On October 8th, our parish will celebrate the Feast of Francis of Assisi with a blessing of animals after the 11:00 am mass. On that day, we will give thanks to God for our animal companions.
We will also remember our beloved pets who are no longer with us. Many people wonder about what happens to our pets that have died. Is there such a thing as heaven for our pets? Do pets go to heaven?
The traditional theological view is that animals lack immortal souls, and thus they do not go to heaven. According to this view, animals (as opposed to human beings) are not created in the image and likeness of God. As a result, they have only mortal souls and do not have eternal life.
More recently, however, some theologians have suggested that animals might in fact share in God’s eternal life. They have pointed to biblical passages that describe the redemption of all creation – human and non-human – at the end of time. See, for example, Isaiah 11:6-9 (the wolf will live with the lamb) and Ephesians 1:8-10 (all things in heaven and on earth will be gathered up in Christ).
Similarly, in 2012, the governing body of the Episcopal Church authorized liturgical materials to be used at a service for the loss of a beloved animal. During the service, the officiant asks God to “give us faith to commit this beloved creature of your own making to your care, for you live and reign for ever and ever.” See General Convention Resolution 2012-A054.
The words of this liturgy give me the hope that, one day, we will be reunited with our animal companions under the eternal care of God. Although we cannot have absolute certainty about this, we can hope that God’s love for all creation is so strong that it will overcome the pain of separation and death.
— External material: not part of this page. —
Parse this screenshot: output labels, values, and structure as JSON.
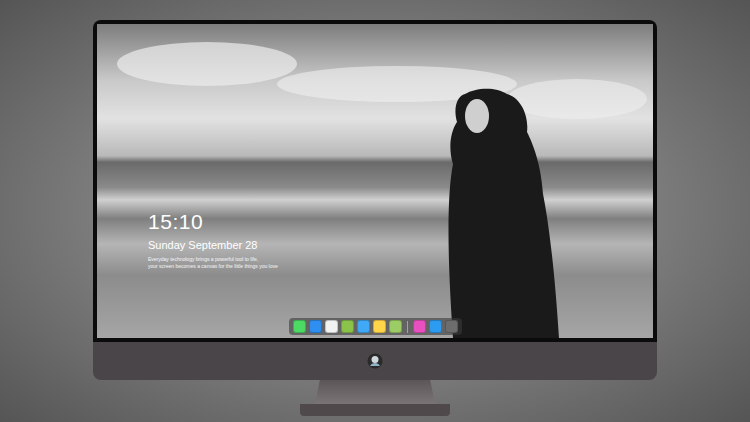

In my own view, heaven would not be, as the catechism in the Book of Common Prayer puts it, “eternal life in our enjoyment of God” without the presence of our beloved animal companions. See BCP 862. And so, I fervently hope that pets do in fact go to heaven.